## Instructions for the task
Filter the records for lines holding the string "Ciss".

Element data from apps and pages
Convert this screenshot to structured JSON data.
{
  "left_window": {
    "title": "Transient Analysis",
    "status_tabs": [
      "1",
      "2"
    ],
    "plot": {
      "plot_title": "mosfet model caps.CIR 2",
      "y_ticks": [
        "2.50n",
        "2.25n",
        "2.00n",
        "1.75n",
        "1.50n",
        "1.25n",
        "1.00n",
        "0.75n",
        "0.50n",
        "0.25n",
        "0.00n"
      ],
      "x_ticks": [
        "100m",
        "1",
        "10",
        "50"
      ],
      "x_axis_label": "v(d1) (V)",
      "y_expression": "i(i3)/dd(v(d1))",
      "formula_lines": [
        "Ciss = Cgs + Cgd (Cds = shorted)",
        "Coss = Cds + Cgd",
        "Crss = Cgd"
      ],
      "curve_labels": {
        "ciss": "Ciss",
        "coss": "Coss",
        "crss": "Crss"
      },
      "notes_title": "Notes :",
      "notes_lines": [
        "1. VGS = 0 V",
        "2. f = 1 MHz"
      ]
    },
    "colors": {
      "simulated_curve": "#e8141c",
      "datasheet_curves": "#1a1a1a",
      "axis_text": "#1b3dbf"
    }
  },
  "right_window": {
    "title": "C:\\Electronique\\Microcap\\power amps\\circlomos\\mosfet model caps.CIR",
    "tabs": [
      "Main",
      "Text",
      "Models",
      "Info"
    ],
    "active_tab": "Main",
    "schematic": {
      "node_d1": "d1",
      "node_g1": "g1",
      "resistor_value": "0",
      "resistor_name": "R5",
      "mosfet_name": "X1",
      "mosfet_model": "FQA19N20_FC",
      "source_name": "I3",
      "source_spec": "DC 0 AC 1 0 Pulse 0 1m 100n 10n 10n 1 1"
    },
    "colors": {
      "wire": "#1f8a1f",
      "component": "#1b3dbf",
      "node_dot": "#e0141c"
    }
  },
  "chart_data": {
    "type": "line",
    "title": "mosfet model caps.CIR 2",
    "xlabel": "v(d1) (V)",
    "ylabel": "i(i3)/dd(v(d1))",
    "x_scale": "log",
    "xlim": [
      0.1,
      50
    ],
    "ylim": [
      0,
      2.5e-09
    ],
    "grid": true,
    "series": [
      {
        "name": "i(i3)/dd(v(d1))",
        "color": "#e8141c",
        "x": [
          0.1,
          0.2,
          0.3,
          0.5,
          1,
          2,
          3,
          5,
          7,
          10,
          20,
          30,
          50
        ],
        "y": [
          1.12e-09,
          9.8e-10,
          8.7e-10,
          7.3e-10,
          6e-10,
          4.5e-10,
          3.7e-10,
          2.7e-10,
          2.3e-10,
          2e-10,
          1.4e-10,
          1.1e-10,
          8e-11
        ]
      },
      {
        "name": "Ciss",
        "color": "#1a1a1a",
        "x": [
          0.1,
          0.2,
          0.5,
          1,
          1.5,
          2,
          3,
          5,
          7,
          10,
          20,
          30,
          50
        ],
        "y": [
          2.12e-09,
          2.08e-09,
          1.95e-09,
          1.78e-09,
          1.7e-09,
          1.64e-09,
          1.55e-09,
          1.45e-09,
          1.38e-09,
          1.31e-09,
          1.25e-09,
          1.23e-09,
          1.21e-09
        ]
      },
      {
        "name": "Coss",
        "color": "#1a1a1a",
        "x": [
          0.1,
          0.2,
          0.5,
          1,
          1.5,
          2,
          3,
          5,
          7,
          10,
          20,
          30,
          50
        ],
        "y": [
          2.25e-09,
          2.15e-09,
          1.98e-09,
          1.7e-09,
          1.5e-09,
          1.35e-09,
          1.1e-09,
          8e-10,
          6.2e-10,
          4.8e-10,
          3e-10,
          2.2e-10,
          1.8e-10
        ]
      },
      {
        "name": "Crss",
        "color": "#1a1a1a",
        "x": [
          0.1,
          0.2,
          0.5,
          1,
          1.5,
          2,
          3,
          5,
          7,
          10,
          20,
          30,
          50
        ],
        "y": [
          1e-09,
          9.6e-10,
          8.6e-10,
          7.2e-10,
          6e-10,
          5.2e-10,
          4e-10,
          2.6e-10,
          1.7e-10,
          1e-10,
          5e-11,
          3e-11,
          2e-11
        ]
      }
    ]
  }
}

## Finished task
        "Ciss = Cgs + Cgd (Cds = shorted)",
        "ciss": "Ciss",
        "name": "Ciss",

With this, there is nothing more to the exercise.